Is It Really Worth It?

The first thing you need to do, when the thought of going global first niggles away, is to understand whether you are going to have an impact. Let’s say you operate in the US and the UK and you want to move into Russia’s emerging market, you need to know if your product will sell there and that requires a thorough gap analysis to understand local demand. You also need to consider the competition, pricing versus purchase and the size of the market.

Have You Got A Strategy In Place?

The thing that makes a business successful is knowing the nuances of a market. These change between states and towns, so the difference will be huge on a global scale, especially if we stick to the US, UK and Russia example. That’s why you need to make any and every strategy localized while staying within your bigger corporate picture. So, have goals in place, have timeframes set up and have metrics in which you can measure your success.

Are You Ready As An Organisation?

Most people concern themselves with the culture, politics, language, rules and regulations, but your main concern should be understanding the processes and procedures.

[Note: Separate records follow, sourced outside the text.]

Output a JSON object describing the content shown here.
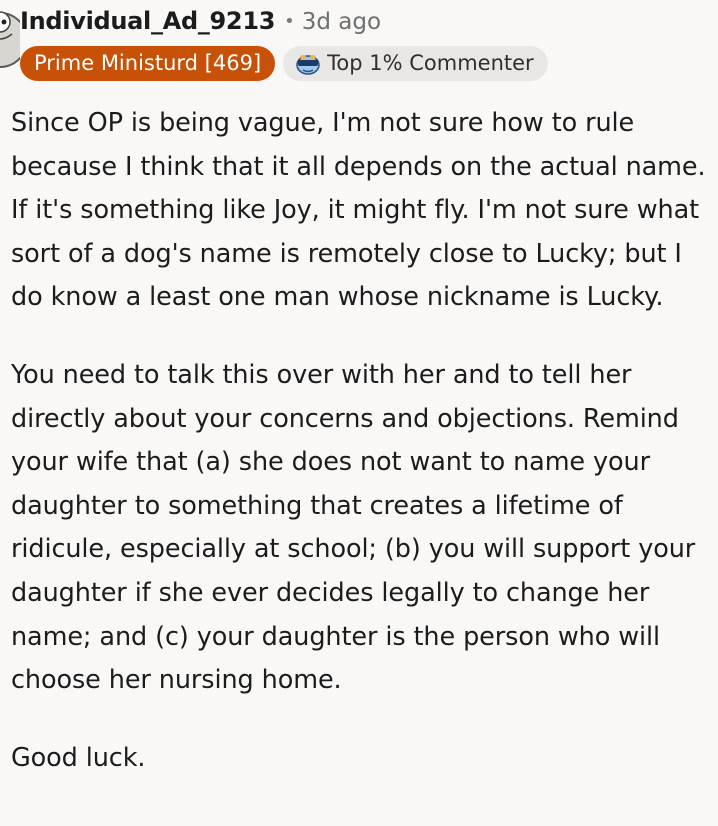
{
  "comment": {
    "author": "Individual_Ad_9213",
    "separator": "•",
    "age": "3d ago",
    "flair": "Prime Ministurd [469]",
    "badge": {
      "icon": "top-commenter-icon",
      "label": "Top 1% Commenter"
    },
    "paragraphs": [
      "Since OP is being vague, I'm not sure how to rule because I think that it all depends on the actual name. If it's something like Joy, it might fly. I'm not sure what sort of a dog's name is remotely close to Lucky; but I do know a least one man whose nickname is Lucky.",
      "You need to talk this over with her and to tell her directly about your concerns and objections. Remind your wife that (a) she does not want to name your daughter to something that creates a lifetime of ridicule, especially at school; (b) you will support your daughter if she ever decides legally to change her name; and (c) your daughter is the person who will choose her nursing home.",
      "Good luck."
    ]
  },
  "colors": {
    "flair_bg": "#c85108",
    "badge_bg": "#e9e7e5",
    "page_bg": "#f9f8f7"
  }
}
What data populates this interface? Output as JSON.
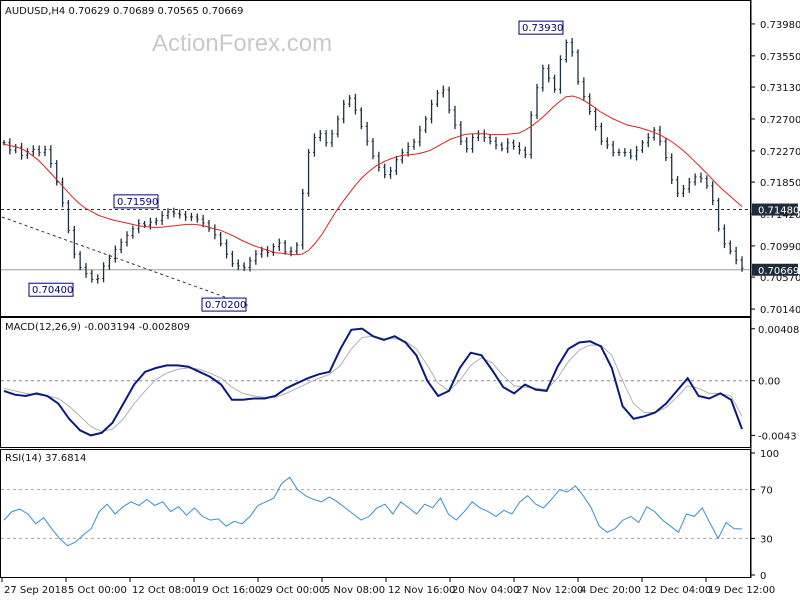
{
  "chart_data": [
    {
      "type": "line",
      "panel": "price",
      "header": "AUDUSD,H4  0.70629 0.70689 0.70565 0.70669",
      "watermark": "ActionForex.com",
      "ylim": [
        0.701,
        0.7406
      ],
      "y_ticks": [
        "0.73980",
        "0.73550",
        "0.73130",
        "0.72700",
        "0.72270",
        "0.71850",
        "0.71420",
        "0.70990",
        "0.70570",
        "0.70140"
      ],
      "hline_level": 0.7148,
      "hline_label": "0.71480",
      "last_level": 0.70669,
      "last_label": "0.70669",
      "price_series": [
        0.7238,
        0.7228,
        0.7232,
        0.7221,
        0.7226,
        0.7229,
        0.7225,
        0.7229,
        0.721,
        0.7185,
        0.7157,
        0.712,
        0.7088,
        0.707,
        0.7062,
        0.7054,
        0.7055,
        0.7072,
        0.7082,
        0.7094,
        0.7104,
        0.7113,
        0.7122,
        0.7129,
        0.7127,
        0.7131,
        0.7133,
        0.714,
        0.7145,
        0.7143,
        0.7141,
        0.7138,
        0.7138,
        0.7135,
        0.713,
        0.7122,
        0.7114,
        0.7102,
        0.7088,
        0.7075,
        0.7072,
        0.707,
        0.7079,
        0.7088,
        0.7093,
        0.709,
        0.7098,
        0.7103,
        0.7091,
        0.7092,
        0.71,
        0.717,
        0.7225,
        0.7245,
        0.725,
        0.7238,
        0.725,
        0.727,
        0.729,
        0.7298,
        0.7282,
        0.726,
        0.724,
        0.722,
        0.7205,
        0.7195,
        0.72,
        0.7215,
        0.7225,
        0.7233,
        0.7239,
        0.7255,
        0.727,
        0.729,
        0.7305,
        0.7309,
        0.7282,
        0.7262,
        0.724,
        0.723,
        0.7245,
        0.725,
        0.7245,
        0.724,
        0.7235,
        0.723,
        0.7238,
        0.7233,
        0.7228,
        0.7222,
        0.7275,
        0.7312,
        0.7338,
        0.7325,
        0.731,
        0.735,
        0.7373,
        0.736,
        0.732,
        0.73,
        0.728,
        0.726,
        0.724,
        0.7235,
        0.7225,
        0.7225,
        0.7225,
        0.722,
        0.7228,
        0.7238,
        0.7245,
        0.7255,
        0.724,
        0.7218,
        0.7188,
        0.717,
        0.7176,
        0.7185,
        0.7192,
        0.719,
        0.718,
        0.716,
        0.7122,
        0.7102,
        0.7092,
        0.708,
        0.7069
      ],
      "ma_series": [
        0.7236,
        0.7234,
        0.7232,
        0.7228,
        0.7222,
        0.7215,
        0.7206,
        0.7196,
        0.7186,
        0.7176,
        0.7166,
        0.7157,
        0.715,
        0.7145,
        0.714,
        0.7137,
        0.7134,
        0.7132,
        0.713,
        0.7128,
        0.7126,
        0.7125,
        0.7124,
        0.7124,
        0.7125,
        0.7126,
        0.7127,
        0.7128,
        0.7128,
        0.7127,
        0.7125,
        0.7122,
        0.712,
        0.7116,
        0.7112,
        0.7107,
        0.7103,
        0.7099,
        0.7096,
        0.7093,
        0.709,
        0.7089,
        0.7088,
        0.7087,
        0.7088,
        0.7093,
        0.7103,
        0.7115,
        0.713,
        0.7145,
        0.7158,
        0.717,
        0.7182,
        0.7192,
        0.72,
        0.7207,
        0.7212,
        0.7216,
        0.7219,
        0.7221,
        0.7222,
        0.7223,
        0.7225,
        0.7228,
        0.7233,
        0.7238,
        0.7243,
        0.7246,
        0.7249,
        0.725,
        0.725,
        0.725,
        0.7249,
        0.7249,
        0.7249,
        0.725,
        0.7251,
        0.7255,
        0.7261,
        0.7268,
        0.7276,
        0.7285,
        0.7293,
        0.73,
        0.7301,
        0.7298,
        0.7293,
        0.7287,
        0.728,
        0.7275,
        0.727,
        0.7266,
        0.7262,
        0.726,
        0.7258,
        0.7255,
        0.7252,
        0.7248,
        0.7243,
        0.7237,
        0.723,
        0.7222,
        0.7213,
        0.7204,
        0.7195,
        0.7185,
        0.7176,
        0.7168,
        0.716,
        0.7152
      ],
      "annotations": [
        "0.71590",
        "0.70400",
        "0.70200",
        "0.73930"
      ],
      "trendline_from": 0.7138,
      "trendline_to": 0.7018
    },
    {
      "type": "line",
      "panel": "macd",
      "header": "MACD(12,26,9) -0.003194 -0.002809",
      "ylim": [
        -0.0049,
        0.00438
      ],
      "y_ticks": [
        "0.004085",
        "0.00",
        "-0.0043"
      ],
      "zero_level": 0.0,
      "macd": [
        -0.0008,
        -0.0011,
        -0.0012,
        -0.001,
        -0.0012,
        -0.0018,
        -0.003,
        -0.0039,
        -0.0043,
        -0.0041,
        -0.0033,
        -0.0018,
        -0.0003,
        0.0007,
        0.001,
        0.0012,
        0.0012,
        0.0011,
        0.0007,
        0.0003,
        -0.0003,
        -0.0015,
        -0.0015,
        -0.0014,
        -0.0014,
        -0.0012,
        -0.0006,
        -0.0002,
        0.0002,
        0.0005,
        0.0007,
        0.0025,
        0.004,
        0.0041,
        0.0035,
        0.0032,
        0.0035,
        0.003,
        0.002,
        0.0,
        -0.0012,
        -0.0008,
        0.001,
        0.0022,
        0.002,
        0.0008,
        -0.0005,
        -0.001,
        -0.0003,
        -0.0007,
        -0.0008,
        0.0011,
        0.0025,
        0.003,
        0.0031,
        0.0027,
        0.001,
        -0.002,
        -0.003,
        -0.0028,
        -0.0025,
        -0.0018,
        -0.0008,
        0.0002,
        -0.0012,
        -0.0014,
        -0.001,
        -0.0015,
        -0.0038
      ],
      "signal": [
        -0.0006,
        -0.0008,
        -0.001,
        -0.0011,
        -0.0012,
        -0.0014,
        -0.002,
        -0.0028,
        -0.0036,
        -0.004,
        -0.0038,
        -0.003,
        -0.0018,
        -0.0008,
        0.0001,
        0.0006,
        0.0009,
        0.001,
        0.0009,
        0.0006,
        0.0002,
        -0.0005,
        -0.001,
        -0.0012,
        -0.0013,
        -0.0013,
        -0.001,
        -0.0006,
        -0.0002,
        0.0002,
        0.0005,
        0.0012,
        0.0025,
        0.0034,
        0.0035,
        0.0033,
        0.0033,
        0.0031,
        0.0025,
        0.0012,
        -0.0002,
        -0.0008,
        0.0,
        0.0012,
        0.0018,
        0.0014,
        0.0004,
        -0.0004,
        -0.0005,
        -0.0006,
        -0.0007,
        0.0002,
        0.0015,
        0.0024,
        0.0028,
        0.0028,
        0.002,
        0.0,
        -0.0018,
        -0.0025,
        -0.0025,
        -0.0021,
        -0.0013,
        -0.0004,
        -0.0006,
        -0.001,
        -0.001,
        -0.0012,
        -0.0028
      ]
    },
    {
      "type": "line",
      "panel": "rsi",
      "header": "RSI(14) 37.6814",
      "ylim": [
        0,
        100
      ],
      "y_ticks": [
        "100",
        "70",
        "30",
        "0"
      ],
      "levels": [
        70,
        30
      ],
      "rsi": [
        45,
        52,
        54,
        50,
        42,
        47,
        38,
        30,
        24,
        27,
        33,
        38,
        52,
        58,
        50,
        56,
        60,
        57,
        62,
        57,
        60,
        52,
        56,
        49,
        55,
        48,
        45,
        46,
        40,
        44,
        42,
        48,
        57,
        60,
        63,
        75,
        80,
        70,
        65,
        62,
        60,
        64,
        60,
        55,
        50,
        45,
        48,
        55,
        58,
        50,
        60,
        55,
        50,
        58,
        55,
        63,
        50,
        45,
        52,
        60,
        55,
        52,
        48,
        53,
        50,
        60,
        65,
        58,
        55,
        62,
        70,
        68,
        73,
        65,
        55,
        40,
        35,
        38,
        45,
        48,
        43,
        56,
        52,
        45,
        40,
        35,
        50,
        48,
        55,
        42,
        30,
        43,
        38,
        37.7
      ],
      "x_ticks": [
        "27 Sep 2018",
        "5 Oct 00:00",
        "12 Oct 08:00",
        "19 Oct 16:00",
        "29 Oct 00:00",
        "5 Nov 08:00",
        "12 Nov 16:00",
        "20 Nov 04:00",
        "27 Nov 12:00",
        "4 Dec 20:00",
        "12 Dec 04:00",
        "19 Dec 12:00"
      ]
    }
  ]
}
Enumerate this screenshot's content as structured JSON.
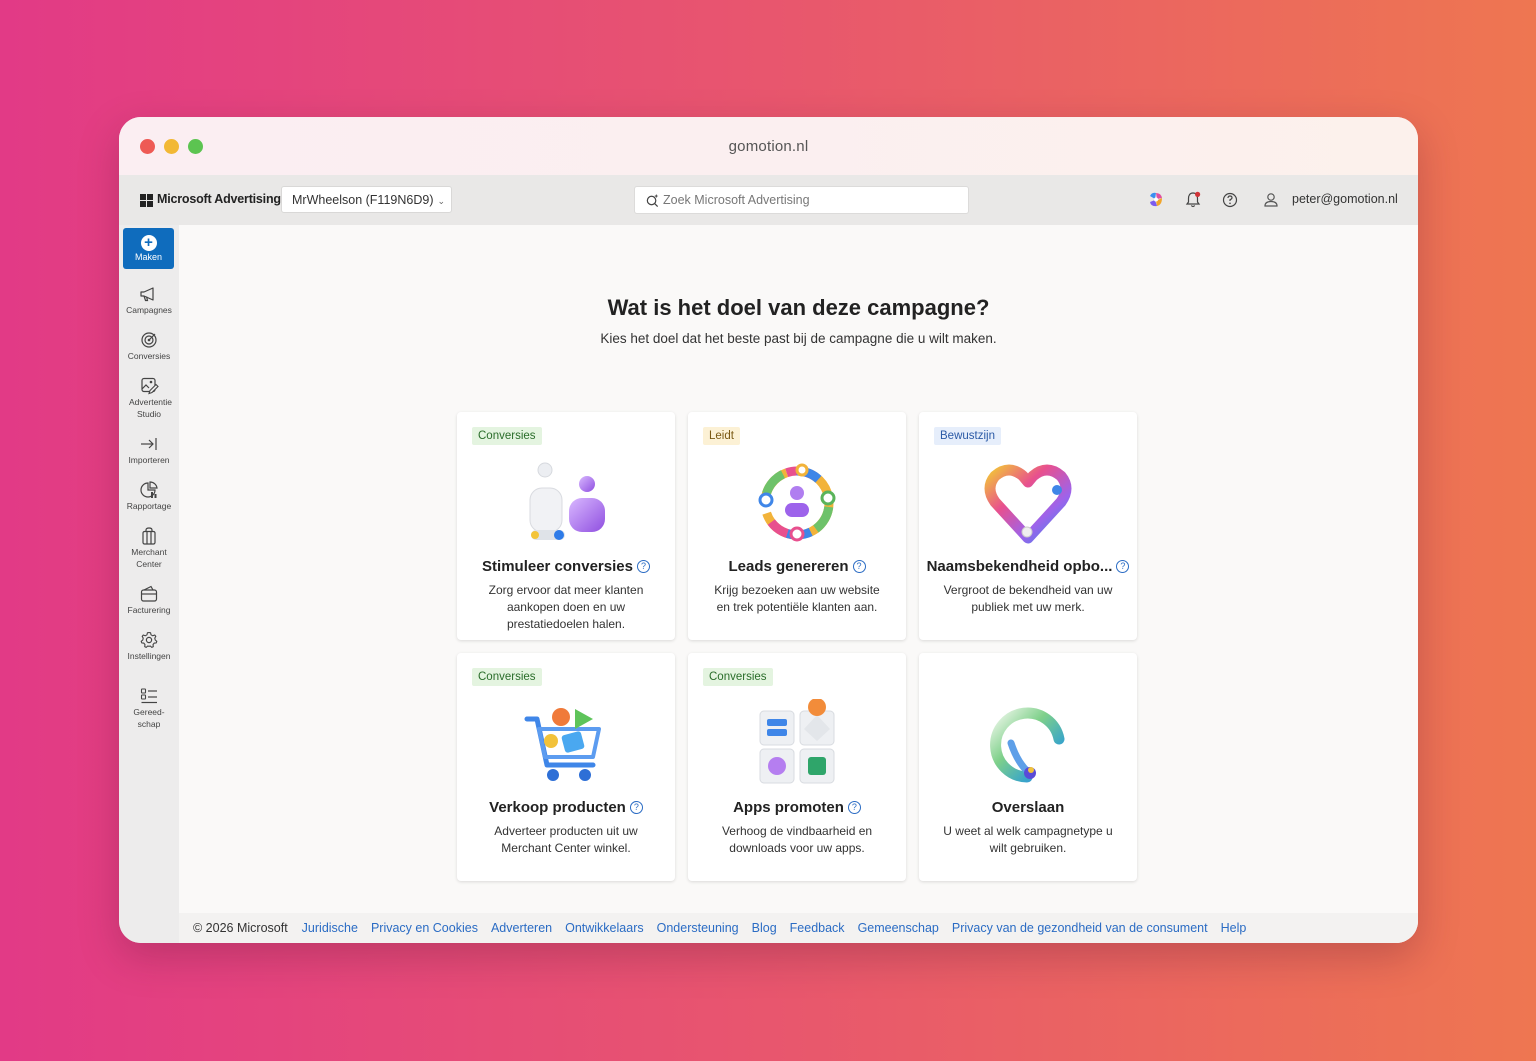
{
  "window": {
    "title": "gomotion.nl"
  },
  "topbar": {
    "brand": "Microsoft Advertising",
    "account": "MrWheelson (F119N6D9)",
    "search_placeholder": "Zoek Microsoft Advertising",
    "user_email": "peter@gomotion.nl"
  },
  "sidebar": {
    "create": "Maken",
    "items": [
      {
        "label": "Campagnes",
        "icon": "megaphone-icon"
      },
      {
        "label": "Conversies",
        "icon": "target-icon"
      },
      {
        "label": "Advertentie Studio",
        "icon": "image-edit-icon"
      },
      {
        "label": "Importeren",
        "icon": "import-arrow-icon"
      },
      {
        "label": "Rapportage",
        "icon": "chart-icon"
      },
      {
        "label": "Merchant Center",
        "icon": "shopping-bag-icon"
      },
      {
        "label": "Facturering",
        "icon": "wallet-icon"
      },
      {
        "label": "Instellingen",
        "icon": "gear-icon"
      },
      {
        "label": "Gereed-schap",
        "icon": "tools-list-icon"
      }
    ]
  },
  "main": {
    "heading": "Wat is het doel van deze campagne?",
    "subheading": "Kies het doel dat het beste past bij de campagne die u wilt maken.",
    "cards": [
      {
        "tag": "Conversies",
        "title": "Stimuleer conversies",
        "help": "?",
        "description": "Zorg ervoor dat meer klanten aankopen doen en uw prestatiedoelen halen."
      },
      {
        "tag": "Leidt",
        "title": "Leads genereren",
        "help": "?",
        "description": "Krijg bezoeken aan uw website en trek potentiële klanten aan."
      },
      {
        "tag": "Bewustzijn",
        "title": "Naamsbekendheid opbo...",
        "help": "?",
        "description": "Vergroot de bekendheid van uw publiek met uw merk."
      },
      {
        "tag": "Conversies",
        "title": "Verkoop producten",
        "help": "?",
        "description": "Adverteer producten uit uw Merchant Center winkel."
      },
      {
        "tag": "Conversies",
        "title": "Apps promoten",
        "help": "?",
        "description": "Verhoog de vindbaarheid en downloads voor uw apps."
      },
      {
        "tag": "",
        "title": "Overslaan",
        "help": "",
        "description": "U weet al welk campagnetype u wilt gebruiken."
      }
    ]
  },
  "footer": {
    "copyright": "© 2026 Microsoft",
    "links": [
      "Juridische",
      "Privacy en Cookies",
      "Adverteren",
      "Ontwikkelaars",
      "Ondersteuning",
      "Blog",
      "Feedback",
      "Gemeenschap",
      "Privacy van de gezondheid van de consument",
      "Help"
    ]
  },
  "colors": {
    "accent": "#0f6cbd",
    "link": "#2b6cc4",
    "background_gradient_start": "#e23a86",
    "background_gradient_end": "#ee7651"
  }
}
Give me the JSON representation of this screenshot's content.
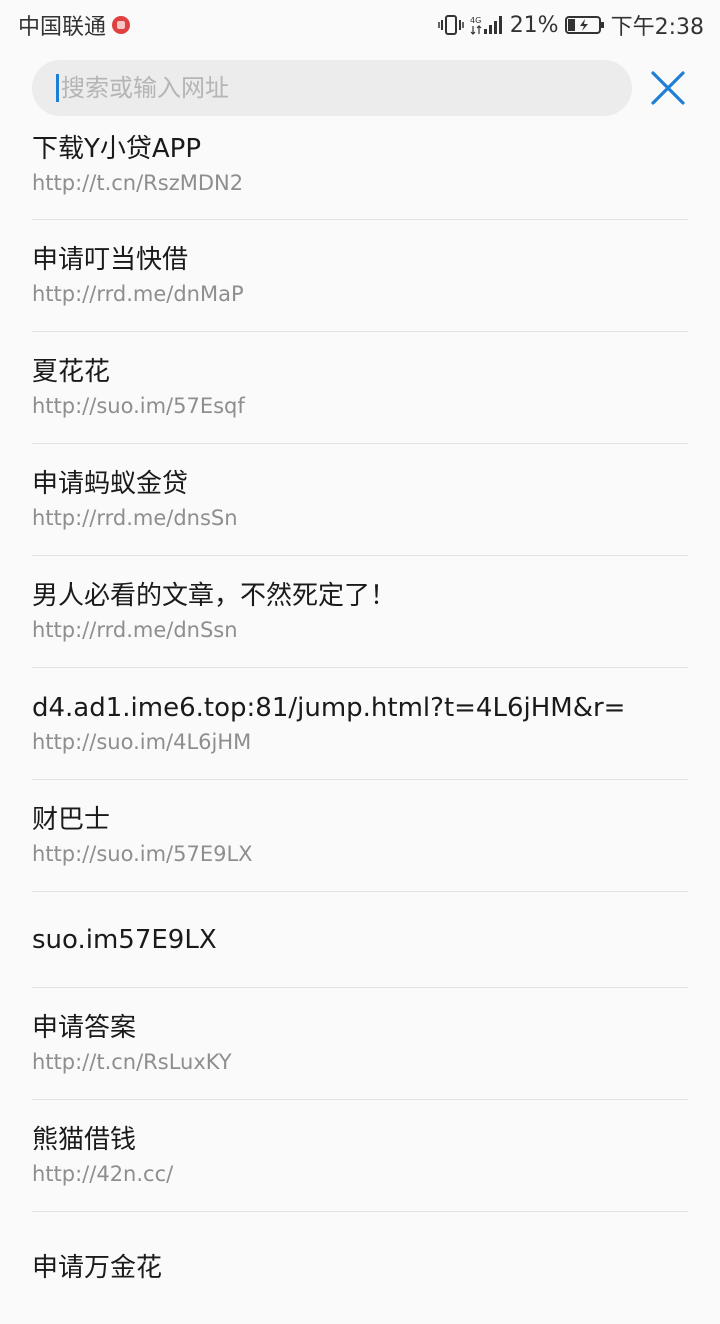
{
  "status_bar": {
    "carrier": "中国联通",
    "network": "4G",
    "battery": "21%",
    "time": "下午2:38"
  },
  "search": {
    "placeholder": "搜索或输入网址",
    "value": "",
    "accent_color": "#1e7fd6"
  },
  "suggestions": [
    {
      "title": "下载Y小贷APP",
      "url": "http://t.cn/RszMDN2"
    },
    {
      "title": "申请叮当快借",
      "url": "http://rrd.me/dnMaP"
    },
    {
      "title": "夏花花",
      "url": "http://suo.im/57Esqf"
    },
    {
      "title": "申请蚂蚁金贷",
      "url": "http://rrd.me/dnsSn"
    },
    {
      "title": "男人必看的文章，不然死定了！",
      "url": "http://rrd.me/dnSsn"
    },
    {
      "title": "d4.ad1.ime6.top:81/jump.html?t=4L6jHM&r=",
      "url": "http://suo.im/4L6jHM"
    },
    {
      "title": "财巴士",
      "url": "http://suo.im/57E9LX"
    },
    {
      "title": "suo.im57E9LX"
    },
    {
      "title": "申请答案",
      "url": "http://t.cn/RsLuxKY"
    },
    {
      "title": "熊猫借钱",
      "url": "http://42n.cc/"
    },
    {
      "title": "申请万金花"
    }
  ]
}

Your business may have met the business and tax laws in the US and UK, but these change, which is you will need help understanding the types of business you can form in Russia. For example, there are rules about how you name your company, having a registered commercial address in the state, and a list of all your business activities must be supplied. So make sure your business is organized for expansion and employ all the expert help you need early on because delays can be costly.

Is Your Product Ready?

This is another area worth concerning yourself with, and one that could depend on a beachhead team going in first to ensure you have everything setup to achieve a high-impact launch. What we mean by product readiness are considerations. Like we mentioned, the product you have successfully launched in the US and the UK will be almost entirely different to the one you launch in Russia. There will be different governmental regulations to meet, different certifications, there will be localized tweaks that range from the branding to the name, new patents may be required and quality assurances that meet this new market’s standards.